Last week, we looked a typical case study involving your escrow account and how it can increase your monthly payment due to an increase in property taxes. In that case study, this taxpayer’s house payment went up by nearly $200/mo. – never welcomed news but in an upmarket there is plenty of company in this club.
Today, we look at some more case studies which are true horror stories and can be catastrophic. Sadly, if you work in the property tax field long enough, you hear your fair share of stories. Let’s take a look at some.
John and Mary are excited about the new home they are waiting to be completed. It was started in late January of 2017 and they are closing in June! The lender disclosed the monthly payment of $,2,175/mo which includes $1,850 for principle and interest and $325 escrowed for taxes ($1,875/yr based on last year’s taxes) and insurance ($2,000/yr actual premium) for their $400,000 house. Great news – they knew that they locked in a low interest rate but the payment is even less than they were expecting and now they can buy the furniture they want!
So far, so good. At the end of the year, the tax bill comes to the lender and sure enough, the funds needed to pay the 2017 taxes are in the escrow account as planned. They get a letter from the lender in February of 2018 which states the payment stays the same for 2018 since the escrow account had neither a shortage nor overage. In April, John and Mary receive their notice of appraised value from the appraisal district and they learn that the $390,000 market value for 2018 property tax purposes is actually less than the $400,000 they paid last summer. The notice shows a large increase over last year’s value of only $75,000 but their agent explains that is normal since last year’s value was just land (property is assessed as it exists on Jan 1 of the tax year and construction did not begin until late January – therefore it was assessed as just a lot held in builder’s inventory). They continue making payments of $2,175/mo throughout 2018. All is good – but not for long.

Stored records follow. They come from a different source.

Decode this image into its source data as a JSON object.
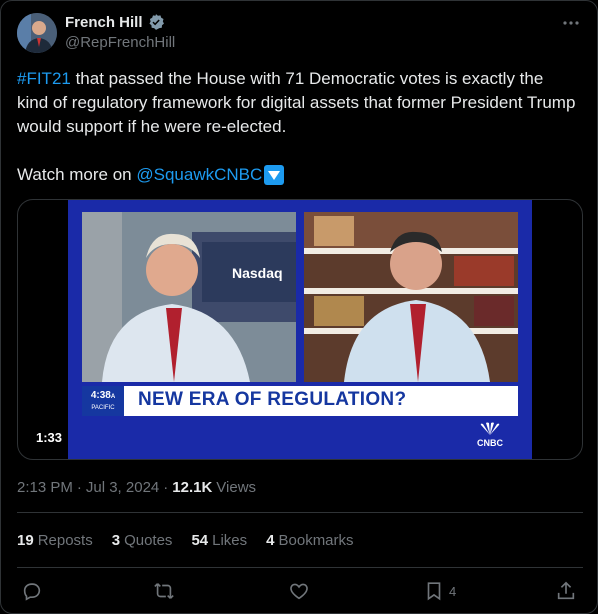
{
  "author": {
    "name": "French Hill",
    "handle": "@RepFrenchHill"
  },
  "tweet": {
    "hashtag": "#FIT21",
    "body": " that passed the House with 71 Democratic votes is exactly the kind of regulatory framework for digital assets that former President Trump would support if he were re-elected.",
    "watch_prefix": "Watch more on ",
    "mention": "@SquawkCNBC"
  },
  "media": {
    "duration": "1:33",
    "chyron_time": "4:38",
    "chyron_zone_suffix": "A",
    "chyron_zone": "PACIFIC",
    "headline": "NEW ERA OF REGULATION?",
    "network": "CNBC",
    "wall_sign": "Nasdaq"
  },
  "meta": {
    "time": "2:13 PM",
    "separator": "·",
    "date": "Jul 3, 2024",
    "views_count": "12.1K",
    "views_label": "Views"
  },
  "stats": [
    {
      "count": "19",
      "label": "Reposts"
    },
    {
      "count": "3",
      "label": "Quotes"
    },
    {
      "count": "54",
      "label": "Likes"
    },
    {
      "count": "4",
      "label": "Bookmarks"
    }
  ],
  "actions": {
    "bookmark_count": "4"
  },
  "colors": {
    "accent": "#1d9bf0",
    "background": "#000000",
    "muted": "#71767b",
    "chyron_blue": "#1537a0"
  }
}
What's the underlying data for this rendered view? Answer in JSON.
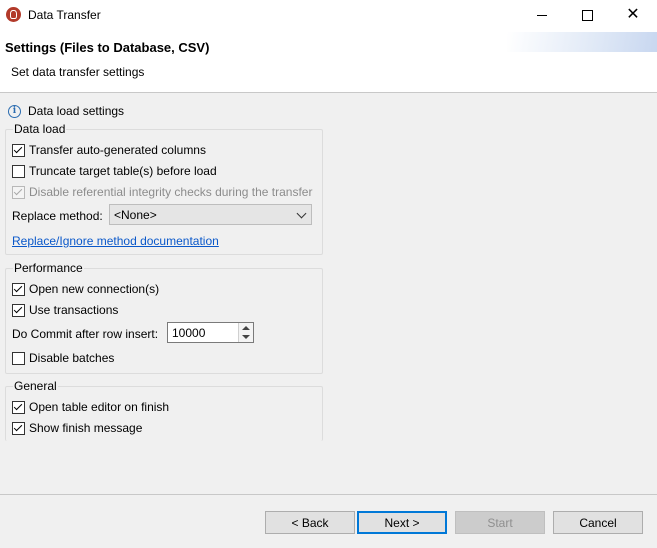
{
  "window": {
    "title": "Data Transfer",
    "minimize_icon": "minimize-icon",
    "maximize_icon": "maximize-icon",
    "close_icon": "close-icon"
  },
  "header": {
    "title": "Settings (Files to Database, CSV)",
    "subtitle": "Set data transfer settings"
  },
  "section": {
    "icon": "info-icon",
    "title": "Data load settings"
  },
  "data_load": {
    "title": "Data load",
    "options": [
      {
        "label": "Transfer auto-generated columns",
        "checked": true,
        "enabled": true
      },
      {
        "label": "Truncate target table(s) before load",
        "checked": false,
        "enabled": true
      },
      {
        "label": "Disable referential integrity checks during the transfer",
        "checked": true,
        "enabled": false
      }
    ],
    "replace_method_label": "Replace method:",
    "replace_method_value": "<None>",
    "doc_link": "Replace/Ignore method documentation"
  },
  "performance": {
    "title": "Performance",
    "open_new_connections": {
      "label": "Open new connection(s)",
      "checked": true
    },
    "use_transactions": {
      "label": "Use transactions",
      "checked": true
    },
    "commit_label": "Do Commit after row insert:",
    "commit_value": "10000",
    "disable_batches": {
      "label": "Disable batches",
      "checked": false
    }
  },
  "general": {
    "title": "General",
    "options": [
      {
        "label": "Open table editor on finish",
        "checked": true
      },
      {
        "label": "Show finish message",
        "checked": true
      }
    ]
  },
  "buttons": {
    "back": "< Back",
    "next": "Next >",
    "start": "Start",
    "cancel": "Cancel"
  },
  "colors": {
    "accent": "#0078d7",
    "link": "#0a58ca",
    "background": "#f0f0f0"
  }
}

The letter no one wants to get. At the end of the year, the lender receives the 2018 tax bill of $9,600 (based on the $390,000 tax value) for John and Mary but the escrow account only has $1,875 set aside for taxes. There is a shortage of $7,725 which the lender covers, but John and Mary don’t have a clue. They rack up credit card bills for Christmas. The bombshell hits when the February 2019 letter arrives from their lender. They are informed that their house payment will increase from $2,175/mo to $3,295/mo. Instead of setting aside the original $325/mo for taxes, they now have do set aside what they should have been doing all along –$800/mo ($9,600/12) for taxes. This is a $475/mo increase. And worse – recall that the lender covered the $7,725 shortage for the 2019 taxes– the lender now wants that paid back over the next year at $645/mo. So John and Mary have an increase of $475 + $645 or $1,120/month for 2020.
It gets worse. They have not yet recovered from this shock and the April letter from the appraisal district arrives – it’s not good news. The Appraisal District has a notice value of $410,000 for 2019 on John and Mary’s house. This increase will cause the tax bill to jump another $500/yr or $42/mo. This year, they are proactive and challenge the value.
How can this happen? Who is to blame? What can be done?This happened because the escrow account was not set up properly by the lender in the first place. In most cases, the taxes for last year are a pretty good indicator of next year’s taxes. But not with new construction and certain other situations. Some of the process is automated but all lenders have had borrowers who have had this nightmare and someone on the lender’s side should have caught this. A good lender with an experienced loan officer would have caught this. A good agent would have been a back-up. Finally, John and Mary are not without blame. They should have asked questions. As far as what can be done, depending on their financial situation, John and Mary may want to visit with their lender. If they cannot make the payments, perhaps the portion to make up the shortage can be spread out over 24 months instead of twelve.
What other situations can result in a horror story involving the escrow account?
There are a number and we won’t go into each one in this blog post, but they all have a common denominator of the lender using only last year’s taxes to set up the escrow account. The escrow account should be set up by projecting future taxes. As mentioned, most of the time there are not huge changes in property taxes from one year to the next but any of the following can trigger the need for additional research and questions:
- If the seller has an over 65 exemption or an exemption due to being disabled, the school taxes (and in some cases other taxes) are frozen at the actual dollar amount they were when the seller turned 65. Depending on the age of the seller, the school taxes could increase by 100% or more when this exemption is removed.
- If you are paying substantially more than last year’s market value as shown on the tax rolls, your future taxes are likely to go up substantially.
- If you do an extensive remodel or add on to the house, your future taxes are likely to be much more.
What can you do?
- If you think your tax will be greater than last year’s due to either an increase in market value or loss of exemptions, ask questions. If the lender insists on using last year’s taxes for the escrow, then set aside the extra yourself.
- If your tax value goes up due to a purchase or improvements made, you can always challenge the increase, but you must do so timely.
You may not be able to stop the increase completely but at least put a drag on it. You’ll be getting your 2019 value notice around April 15 and there is a 30 day window to challenge it – usually until May 15. To make sure you don’t miss the deadline, be sure to sign up with propertytax.io in the window to the right.